- If I were to make love with a sexual partner, I’d take that person’s needs and feelings into account.
- If a sexual partner were to do something sensual for me, I’d try to do the same for him/her.
- I expect a sexual partner to be responsive to my sexual needs and feelings.
- I would be willing to go out of my way to satisfy my sexual partner.
- If I were feeling sexually needy, I’d ask my sexual partner for help.
- If a sexual partner were to ignore my sexual needs, I’d feel hurt.
- I think people should feel obligated to repay an intimate partner for sexual favors.
- I would feel somewhat exploited if an intimate partner failed to repay me for a sexual favor.
- I would probably keep track of the times a sexual partner asked me for a sensual pleasure.
- When a person receives sexual pleasures from another, s/he ought to repay that person right away.
- It’s best to make sure things are always kept “even” between two people in a sexual relationship.
- I would do a special sexual favor for an intimate partner, only if that person did some special sexual favor for me.
- If my sexual partner performed a sexual request for me, I would probably feel that I’d have to repay him/her later on.

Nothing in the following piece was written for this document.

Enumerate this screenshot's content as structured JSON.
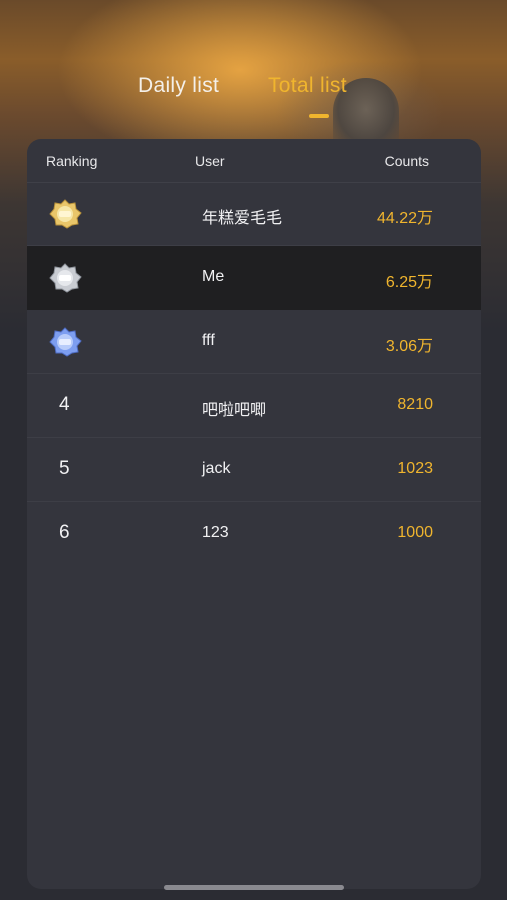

- I responded to the following items based on:
- A current sexual relationship.
- A past sexual relationship.
- An imagined sexual relationship.
Hendrick, S. S., & Hendrick, C. (1987). Multidimensionality of sexual attitudes. The Journal of Sex Research, 23, 502–526.
Hughes, T. G., & Snell, W. E., Jr. (1990). Communal and exchange approaches to sexual relations. Annals of Sex Research, 3, 149–164.
Snell, W. E., Jr. (1992, April). Sexual styles: A multidimensional approach to sexual relations. Presented at the annual meeting of the Southwestern Psychological Association, Austin, TX.